Element data from apps and pages
=-=-=

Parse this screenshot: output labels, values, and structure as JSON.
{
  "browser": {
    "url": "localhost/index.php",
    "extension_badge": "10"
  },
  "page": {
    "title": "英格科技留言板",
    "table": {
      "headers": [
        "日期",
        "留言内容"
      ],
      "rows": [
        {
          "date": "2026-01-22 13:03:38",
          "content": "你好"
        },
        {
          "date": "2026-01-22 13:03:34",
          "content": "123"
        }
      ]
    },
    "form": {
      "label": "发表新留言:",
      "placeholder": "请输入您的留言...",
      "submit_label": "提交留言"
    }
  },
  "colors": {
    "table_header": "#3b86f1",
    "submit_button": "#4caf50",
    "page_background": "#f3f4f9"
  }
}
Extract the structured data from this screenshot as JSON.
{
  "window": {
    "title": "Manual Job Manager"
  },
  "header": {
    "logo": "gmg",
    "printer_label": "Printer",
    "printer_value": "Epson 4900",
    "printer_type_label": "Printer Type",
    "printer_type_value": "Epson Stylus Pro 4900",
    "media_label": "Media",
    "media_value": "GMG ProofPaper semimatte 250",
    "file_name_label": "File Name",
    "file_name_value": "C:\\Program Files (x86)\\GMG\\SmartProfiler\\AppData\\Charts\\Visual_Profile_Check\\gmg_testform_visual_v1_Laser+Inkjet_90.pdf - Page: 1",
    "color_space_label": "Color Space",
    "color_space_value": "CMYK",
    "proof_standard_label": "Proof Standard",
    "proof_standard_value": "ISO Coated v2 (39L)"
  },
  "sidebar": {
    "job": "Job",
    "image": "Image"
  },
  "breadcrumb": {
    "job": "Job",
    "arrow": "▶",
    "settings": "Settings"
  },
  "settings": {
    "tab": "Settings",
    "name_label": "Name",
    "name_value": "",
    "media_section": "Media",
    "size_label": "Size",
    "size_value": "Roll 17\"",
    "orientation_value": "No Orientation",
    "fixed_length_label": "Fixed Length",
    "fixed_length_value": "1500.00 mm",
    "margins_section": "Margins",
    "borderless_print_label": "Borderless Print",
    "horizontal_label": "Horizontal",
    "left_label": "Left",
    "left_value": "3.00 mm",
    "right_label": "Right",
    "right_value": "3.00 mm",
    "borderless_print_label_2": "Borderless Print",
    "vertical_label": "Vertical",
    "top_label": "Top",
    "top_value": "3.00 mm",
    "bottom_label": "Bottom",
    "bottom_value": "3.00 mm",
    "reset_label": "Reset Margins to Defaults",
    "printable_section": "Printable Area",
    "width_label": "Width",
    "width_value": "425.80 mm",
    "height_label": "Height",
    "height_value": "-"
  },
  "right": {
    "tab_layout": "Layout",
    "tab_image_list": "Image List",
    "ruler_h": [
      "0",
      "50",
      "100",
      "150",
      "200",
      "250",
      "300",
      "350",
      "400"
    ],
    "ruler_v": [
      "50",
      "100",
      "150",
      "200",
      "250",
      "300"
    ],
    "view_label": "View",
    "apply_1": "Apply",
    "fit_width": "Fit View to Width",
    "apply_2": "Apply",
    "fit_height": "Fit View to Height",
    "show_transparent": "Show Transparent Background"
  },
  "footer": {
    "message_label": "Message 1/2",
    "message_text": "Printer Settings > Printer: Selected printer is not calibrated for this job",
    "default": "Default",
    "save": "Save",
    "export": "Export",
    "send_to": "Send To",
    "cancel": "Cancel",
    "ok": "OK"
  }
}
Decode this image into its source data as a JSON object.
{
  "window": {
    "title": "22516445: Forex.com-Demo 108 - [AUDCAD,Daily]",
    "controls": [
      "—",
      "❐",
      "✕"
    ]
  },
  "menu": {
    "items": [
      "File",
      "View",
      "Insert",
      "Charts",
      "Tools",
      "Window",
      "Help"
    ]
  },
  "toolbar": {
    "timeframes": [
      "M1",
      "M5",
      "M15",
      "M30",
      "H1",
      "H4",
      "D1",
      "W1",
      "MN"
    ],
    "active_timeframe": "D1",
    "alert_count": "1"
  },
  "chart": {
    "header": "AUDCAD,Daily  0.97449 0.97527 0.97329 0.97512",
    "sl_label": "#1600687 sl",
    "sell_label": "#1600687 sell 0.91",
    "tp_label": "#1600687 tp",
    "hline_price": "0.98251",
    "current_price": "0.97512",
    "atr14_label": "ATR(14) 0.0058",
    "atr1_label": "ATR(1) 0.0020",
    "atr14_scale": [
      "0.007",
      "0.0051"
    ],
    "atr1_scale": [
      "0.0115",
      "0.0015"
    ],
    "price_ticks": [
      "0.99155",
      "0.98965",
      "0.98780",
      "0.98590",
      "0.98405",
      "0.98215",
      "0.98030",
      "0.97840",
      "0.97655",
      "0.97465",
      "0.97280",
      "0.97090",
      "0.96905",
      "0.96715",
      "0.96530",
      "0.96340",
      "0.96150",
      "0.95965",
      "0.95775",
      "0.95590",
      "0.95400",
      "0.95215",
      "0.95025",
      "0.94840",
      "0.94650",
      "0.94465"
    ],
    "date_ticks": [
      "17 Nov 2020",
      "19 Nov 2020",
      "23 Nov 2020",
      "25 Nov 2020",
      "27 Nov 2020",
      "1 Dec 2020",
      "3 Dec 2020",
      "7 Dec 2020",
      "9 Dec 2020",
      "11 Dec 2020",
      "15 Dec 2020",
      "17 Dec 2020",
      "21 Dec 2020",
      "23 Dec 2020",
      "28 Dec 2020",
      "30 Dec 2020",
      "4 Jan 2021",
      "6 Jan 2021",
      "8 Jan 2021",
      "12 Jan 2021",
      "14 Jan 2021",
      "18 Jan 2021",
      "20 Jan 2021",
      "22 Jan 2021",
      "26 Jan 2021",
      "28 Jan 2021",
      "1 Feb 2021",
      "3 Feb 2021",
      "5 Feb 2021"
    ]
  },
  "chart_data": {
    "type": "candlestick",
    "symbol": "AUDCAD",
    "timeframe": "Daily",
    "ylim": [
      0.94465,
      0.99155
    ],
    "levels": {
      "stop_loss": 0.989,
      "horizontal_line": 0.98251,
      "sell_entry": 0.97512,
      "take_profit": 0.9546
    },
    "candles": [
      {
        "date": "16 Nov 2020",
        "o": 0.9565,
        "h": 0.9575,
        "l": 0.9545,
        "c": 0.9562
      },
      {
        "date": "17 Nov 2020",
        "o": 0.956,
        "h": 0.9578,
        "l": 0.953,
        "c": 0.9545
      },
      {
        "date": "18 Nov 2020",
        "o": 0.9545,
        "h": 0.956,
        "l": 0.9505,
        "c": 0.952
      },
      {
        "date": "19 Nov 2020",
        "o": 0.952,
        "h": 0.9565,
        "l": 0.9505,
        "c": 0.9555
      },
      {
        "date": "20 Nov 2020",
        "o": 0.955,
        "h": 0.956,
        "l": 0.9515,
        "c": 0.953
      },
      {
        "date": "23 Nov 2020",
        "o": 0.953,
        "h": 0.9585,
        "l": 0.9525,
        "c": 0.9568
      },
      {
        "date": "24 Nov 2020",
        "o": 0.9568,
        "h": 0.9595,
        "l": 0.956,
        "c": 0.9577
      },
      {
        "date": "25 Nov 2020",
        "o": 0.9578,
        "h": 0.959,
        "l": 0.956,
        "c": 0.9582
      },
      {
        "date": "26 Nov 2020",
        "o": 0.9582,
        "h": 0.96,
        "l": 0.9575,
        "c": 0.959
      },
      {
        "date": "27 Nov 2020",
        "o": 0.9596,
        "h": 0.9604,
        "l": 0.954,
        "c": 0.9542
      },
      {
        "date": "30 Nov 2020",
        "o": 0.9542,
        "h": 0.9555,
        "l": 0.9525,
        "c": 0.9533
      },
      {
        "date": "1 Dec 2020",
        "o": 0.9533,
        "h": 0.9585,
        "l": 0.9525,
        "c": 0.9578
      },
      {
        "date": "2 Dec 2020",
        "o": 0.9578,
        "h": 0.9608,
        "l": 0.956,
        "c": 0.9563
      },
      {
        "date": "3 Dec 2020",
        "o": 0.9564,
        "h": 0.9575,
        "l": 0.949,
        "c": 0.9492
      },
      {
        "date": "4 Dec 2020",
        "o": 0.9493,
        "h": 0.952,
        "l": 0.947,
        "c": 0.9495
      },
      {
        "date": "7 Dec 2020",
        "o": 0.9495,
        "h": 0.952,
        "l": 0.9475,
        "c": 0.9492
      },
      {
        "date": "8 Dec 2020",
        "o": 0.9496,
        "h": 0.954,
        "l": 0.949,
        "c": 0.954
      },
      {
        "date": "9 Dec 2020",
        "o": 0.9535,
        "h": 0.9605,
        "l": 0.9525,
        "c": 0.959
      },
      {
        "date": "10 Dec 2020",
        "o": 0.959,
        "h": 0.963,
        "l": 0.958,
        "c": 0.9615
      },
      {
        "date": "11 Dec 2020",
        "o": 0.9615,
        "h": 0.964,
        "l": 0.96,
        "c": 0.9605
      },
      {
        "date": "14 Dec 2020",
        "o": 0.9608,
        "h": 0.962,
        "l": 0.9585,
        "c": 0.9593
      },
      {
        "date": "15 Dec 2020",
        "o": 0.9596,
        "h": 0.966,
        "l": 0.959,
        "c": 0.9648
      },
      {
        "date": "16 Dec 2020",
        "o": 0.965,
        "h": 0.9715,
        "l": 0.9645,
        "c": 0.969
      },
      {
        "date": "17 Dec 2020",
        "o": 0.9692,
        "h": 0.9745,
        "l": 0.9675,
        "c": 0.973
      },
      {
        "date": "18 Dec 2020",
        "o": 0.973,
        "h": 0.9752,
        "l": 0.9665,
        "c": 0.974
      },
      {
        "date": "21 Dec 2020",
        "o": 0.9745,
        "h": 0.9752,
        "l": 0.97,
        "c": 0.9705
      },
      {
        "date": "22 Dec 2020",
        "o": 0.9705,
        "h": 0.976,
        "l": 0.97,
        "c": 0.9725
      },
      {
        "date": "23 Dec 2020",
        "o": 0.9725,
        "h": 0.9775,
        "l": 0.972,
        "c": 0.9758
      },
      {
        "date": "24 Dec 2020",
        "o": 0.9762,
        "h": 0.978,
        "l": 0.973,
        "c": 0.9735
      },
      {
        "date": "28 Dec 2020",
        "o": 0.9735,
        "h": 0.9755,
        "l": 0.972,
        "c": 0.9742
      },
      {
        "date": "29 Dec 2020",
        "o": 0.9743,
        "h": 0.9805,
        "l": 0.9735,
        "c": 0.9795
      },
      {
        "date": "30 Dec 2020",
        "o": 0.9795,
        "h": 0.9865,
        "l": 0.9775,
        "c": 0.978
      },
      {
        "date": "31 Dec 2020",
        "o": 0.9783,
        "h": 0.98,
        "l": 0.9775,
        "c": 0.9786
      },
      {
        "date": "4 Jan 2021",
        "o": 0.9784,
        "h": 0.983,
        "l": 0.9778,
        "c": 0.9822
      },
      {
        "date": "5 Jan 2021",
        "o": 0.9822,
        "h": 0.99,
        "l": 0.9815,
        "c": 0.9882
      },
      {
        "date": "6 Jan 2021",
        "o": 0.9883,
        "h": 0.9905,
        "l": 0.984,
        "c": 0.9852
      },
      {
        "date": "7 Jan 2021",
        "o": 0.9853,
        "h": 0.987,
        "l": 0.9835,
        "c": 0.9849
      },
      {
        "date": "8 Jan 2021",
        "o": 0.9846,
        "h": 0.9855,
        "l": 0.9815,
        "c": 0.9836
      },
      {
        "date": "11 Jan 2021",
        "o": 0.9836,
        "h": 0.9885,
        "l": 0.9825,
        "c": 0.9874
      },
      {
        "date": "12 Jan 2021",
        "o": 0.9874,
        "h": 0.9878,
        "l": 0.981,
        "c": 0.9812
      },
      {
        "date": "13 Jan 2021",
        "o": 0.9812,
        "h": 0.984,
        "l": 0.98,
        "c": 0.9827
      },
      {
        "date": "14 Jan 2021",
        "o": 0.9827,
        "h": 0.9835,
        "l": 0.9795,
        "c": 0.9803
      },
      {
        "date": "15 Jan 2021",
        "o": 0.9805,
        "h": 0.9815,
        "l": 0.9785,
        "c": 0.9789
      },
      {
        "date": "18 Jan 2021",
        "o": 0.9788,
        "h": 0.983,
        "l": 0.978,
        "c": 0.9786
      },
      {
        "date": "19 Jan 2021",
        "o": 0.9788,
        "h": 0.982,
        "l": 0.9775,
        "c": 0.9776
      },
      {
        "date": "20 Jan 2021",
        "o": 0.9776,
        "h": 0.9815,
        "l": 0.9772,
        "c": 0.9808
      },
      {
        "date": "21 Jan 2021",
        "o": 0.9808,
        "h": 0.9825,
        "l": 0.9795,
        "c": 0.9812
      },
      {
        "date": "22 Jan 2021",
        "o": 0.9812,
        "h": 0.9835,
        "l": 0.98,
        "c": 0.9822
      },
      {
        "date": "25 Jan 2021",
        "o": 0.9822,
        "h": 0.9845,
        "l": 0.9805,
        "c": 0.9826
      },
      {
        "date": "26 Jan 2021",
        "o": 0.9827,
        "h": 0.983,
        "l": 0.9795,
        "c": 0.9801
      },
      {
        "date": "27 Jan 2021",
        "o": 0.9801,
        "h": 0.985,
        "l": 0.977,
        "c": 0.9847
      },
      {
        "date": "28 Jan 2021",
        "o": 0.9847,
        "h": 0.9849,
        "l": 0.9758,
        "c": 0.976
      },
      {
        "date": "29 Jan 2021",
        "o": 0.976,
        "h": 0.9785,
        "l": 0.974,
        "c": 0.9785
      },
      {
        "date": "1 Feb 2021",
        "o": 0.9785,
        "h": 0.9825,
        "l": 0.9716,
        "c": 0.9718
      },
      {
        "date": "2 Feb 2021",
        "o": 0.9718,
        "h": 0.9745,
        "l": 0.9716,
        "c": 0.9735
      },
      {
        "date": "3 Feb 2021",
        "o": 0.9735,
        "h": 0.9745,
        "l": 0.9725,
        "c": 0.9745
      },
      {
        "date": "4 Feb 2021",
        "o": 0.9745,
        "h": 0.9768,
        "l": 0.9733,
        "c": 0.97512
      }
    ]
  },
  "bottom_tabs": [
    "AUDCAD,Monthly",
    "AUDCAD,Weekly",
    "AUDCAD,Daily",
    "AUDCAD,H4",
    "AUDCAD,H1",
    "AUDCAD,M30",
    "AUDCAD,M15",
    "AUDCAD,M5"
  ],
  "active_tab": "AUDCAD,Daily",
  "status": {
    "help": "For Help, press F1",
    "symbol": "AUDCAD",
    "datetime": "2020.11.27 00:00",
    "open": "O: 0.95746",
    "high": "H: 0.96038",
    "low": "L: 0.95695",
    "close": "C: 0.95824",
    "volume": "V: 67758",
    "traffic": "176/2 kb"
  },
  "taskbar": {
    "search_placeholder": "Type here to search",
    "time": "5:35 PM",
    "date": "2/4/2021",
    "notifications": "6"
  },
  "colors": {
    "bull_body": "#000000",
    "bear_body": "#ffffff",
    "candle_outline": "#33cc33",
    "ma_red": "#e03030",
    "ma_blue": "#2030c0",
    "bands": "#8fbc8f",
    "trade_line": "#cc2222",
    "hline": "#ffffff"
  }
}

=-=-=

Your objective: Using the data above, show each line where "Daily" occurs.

Written solution:
    "title": "22516445: Forex.com-Demo 108 - [AUDCAD,Daily]",
    "header": "AUDCAD,Daily  0.97449 0.97527 0.97329 0.97512",
    "timeframe": "Daily",
    "AUDCAD,Daily",
  "active_tab": "AUDCAD,Daily",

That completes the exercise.